Food security has arisen again on the development agenda. High and volatile food prices took a toll in 2007–08, and in many low-income countries agricultural yields have risen little, if at all, in the last decade. Moreover, food production in these poor countries is especially vulnerable to climate change. Meeting this demand is a global challenge. The Food and Agriculture Organization of the United Nations (FAO) is expected to lead the way in meeting this challenge and, with the arrival in 2012 of the first new director-general in 18 years, it has an opening to restructure itself to do so.
Uganda has sought to finance its development agenda with oil since discovering the resource in its Albertine Lakes Basin in 2009. This paper considers alternative methods for distributing the rents from oil that mitigate some of the governance risks associated with natural resource revenues.
This paper discusses the evolution of India's Universal ID program, the innovative organization and pathbreaking technology behind it, how it is being rolled out, and how robust ID is beginning to be used.
India’s Universal ID program seeks to provide a unique identity to all 1.2
billion residents. Its
successes and potential failures will have far-reaching implications for other
developing countries looking to create national identity systems.
To better understand the large variation in price levels between countries beyond income levels and their contribution to economies’ competitiveness in the global market, we report on a cross-country analysis of national price levels, using data on 168 economies from the most recent 2011 International Comparison Program (ICP).
In response to our August 5 blog criticizing the World Bank’s current reorganization plans, a few readers wrote to ask us if we could come up with a better idea. This is a daunting challenge. We’ve heard that the Bank has spent millions over more than a year to generate more than 40 ideas about how to tweak the Bank’s organization and has intensively discussed three overarching ideas, for none of which we have actually seen a background paper – or even a PowerPoint. So with brains unfettered by facts, uncluttered by concept papers, bereft of briefings and emboldened by ignorance, here goes…
The new World Bank Group Strategy posted this week for discussion by the Development Committee, the ministerial-level forum that oversees the World Bank and the IMF, provides a solid analytical foundation for what has so far been a messy and disjointed re-organization effort. The release of the paper coincided with a speech by bank president Jim Kim that covered much of the same ground, but the strategy paper digs deeper. For those of us who believe that the World Bank has a crucial role to play in addressing the problems of the 21st Century, there is much to applaud.
Why do so many businesses choose to remain informal? Vijaya Ramachandran and co-authors discover that the answer is more nuanced than often believed. In East Africa, for instance, the difference in productivity between formal and informal firms is often indistinguishable, while in Southern Africa productivity it is more differentiated. Policies to encourage formalization and increase productivity are likely to be more successful in East Africa, whereas an emphasis on job training and vocational skills might be more appropriate in Southern Africa.

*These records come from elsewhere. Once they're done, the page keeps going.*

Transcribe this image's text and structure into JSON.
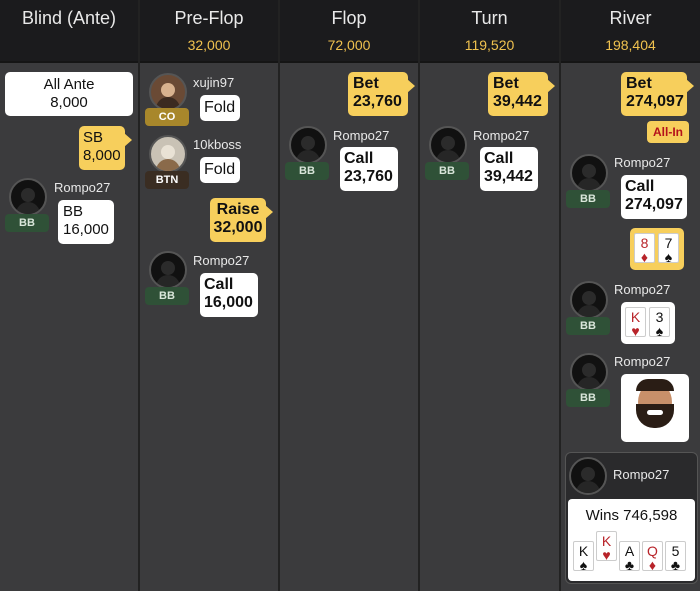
{
  "columns": [
    {
      "title": "Blind (Ante)",
      "pot": ""
    },
    {
      "title": "Pre-Flop",
      "pot": "32,000"
    },
    {
      "title": "Flop",
      "pot": "72,000"
    },
    {
      "title": "Turn",
      "pot": "119,520"
    },
    {
      "title": "River",
      "pot": "198,404"
    }
  ],
  "blind": {
    "ante_label": "All Ante",
    "ante_amount": "8,000",
    "sb_label": "SB",
    "sb_amount": "8,000",
    "bb_player": "Rompo27",
    "bb_pos": "BB",
    "bb_label": "BB",
    "bb_amount": "16,000"
  },
  "preflop": {
    "p1_name": "xujin97",
    "p1_pos": "CO",
    "p1_action": "Fold",
    "p2_name": "10kboss",
    "p2_pos": "BTN",
    "p2_action": "Fold",
    "raise_label": "Raise",
    "raise_amount": "32,000",
    "p3_name": "Rompo27",
    "p3_pos": "BB",
    "p3_action": "Call",
    "p3_amount": "16,000"
  },
  "flop": {
    "bet_label": "Bet",
    "bet_amount": "23,760",
    "p_name": "Rompo27",
    "p_pos": "BB",
    "p_action": "Call",
    "p_amount": "23,760"
  },
  "turn": {
    "bet_label": "Bet",
    "bet_amount": "39,442",
    "p_name": "Rompo27",
    "p_pos": "BB",
    "p_action": "Call",
    "p_amount": "39,442"
  },
  "river": {
    "bet_label": "Bet",
    "bet_amount": "274,097",
    "allin_label": "All-In",
    "p1_name": "Rompo27",
    "p1_pos": "BB",
    "p1_action": "Call",
    "p1_amount": "274,097",
    "villain_cards": [
      {
        "rank": "8",
        "suit": "♦",
        "red": true
      },
      {
        "rank": "7",
        "suit": "♠",
        "red": false
      }
    ],
    "p2_name": "Rompo27",
    "p2_pos": "BB",
    "hero_cards": [
      {
        "rank": "K",
        "suit": "♥",
        "red": true
      },
      {
        "rank": "3",
        "suit": "♠",
        "red": false
      }
    ],
    "p3_name": "Rompo27",
    "p3_pos": "BB",
    "winner_name": "Rompo27",
    "wins_text": "Wins 746,598",
    "best_hand": [
      {
        "rank": "K",
        "suit": "♠",
        "red": false
      },
      {
        "rank": "K",
        "suit": "♥",
        "red": true
      },
      {
        "rank": "A",
        "suit": "♣",
        "red": false
      },
      {
        "rank": "Q",
        "suit": "♦",
        "red": true
      },
      {
        "rank": "5",
        "suit": "♣",
        "red": false
      }
    ]
  }
}
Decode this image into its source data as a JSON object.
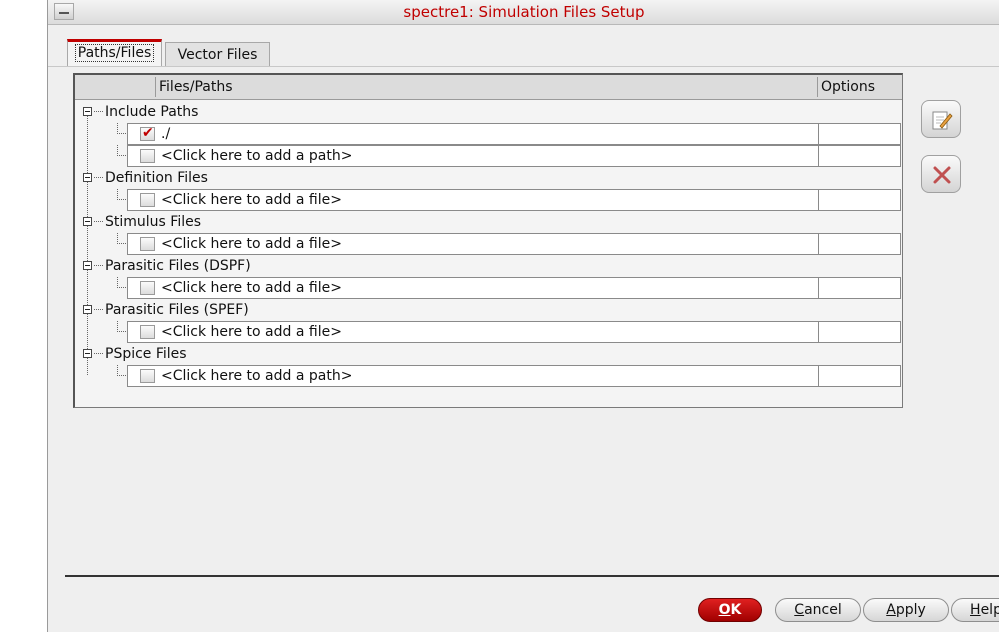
{
  "window": {
    "title": "spectre1: Simulation Files Setup"
  },
  "tabs": [
    {
      "label": "Paths/Files",
      "active": true
    },
    {
      "label": "Vector Files",
      "active": false
    }
  ],
  "table": {
    "columns": [
      "Files/Paths",
      "Options"
    ],
    "groups": [
      {
        "label": "Include Paths",
        "items": [
          {
            "text": "./",
            "checked": true
          },
          {
            "text": "<Click here to add a path>",
            "checked": false
          }
        ]
      },
      {
        "label": "Definition Files",
        "items": [
          {
            "text": "<Click here to add a file>",
            "checked": false
          }
        ]
      },
      {
        "label": "Stimulus Files",
        "items": [
          {
            "text": "<Click here to add a file>",
            "checked": false
          }
        ]
      },
      {
        "label": "Parasitic Files (DSPF)",
        "items": [
          {
            "text": "<Click here to add a file>",
            "checked": false
          }
        ]
      },
      {
        "label": "Parasitic Files (SPEF)",
        "items": [
          {
            "text": "<Click here to add a file>",
            "checked": false
          }
        ]
      },
      {
        "label": "PSpice Files",
        "items": [
          {
            "text": "<Click here to add a path>",
            "checked": false
          }
        ]
      }
    ]
  },
  "side_buttons": [
    {
      "icon": "edit-icon"
    },
    {
      "icon": "delete-icon"
    }
  ],
  "buttons": {
    "ok": {
      "mnemonic": "O",
      "rest": "K"
    },
    "cancel": {
      "mnemonic": "C",
      "rest": "ancel"
    },
    "apply": {
      "mnemonic": "A",
      "rest": "pply"
    },
    "help": {
      "mnemonic": "H",
      "rest": "elp"
    }
  },
  "colors": {
    "accent": "#c00000",
    "checkmark": "#c00000"
  }
}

This paper ties together the macroeconomic and microeconomic evidence on the competitiveness of African manufacturing sectors. The conceptual framework is based on the newer theories that see the evolution of comparative advantage as influenced by the business climate—a key public good—and by external economies between clusters of firms entering in related sectors. Macroeconomic data from purchasing power parity (PPP), though imprecisely measured, estimates confirms that Africa is high-cost relative to its levels of income and productivity. This finding is compared with firm-level evidence from surveys undertaken for Investment Climate Assessments in 2000-2004.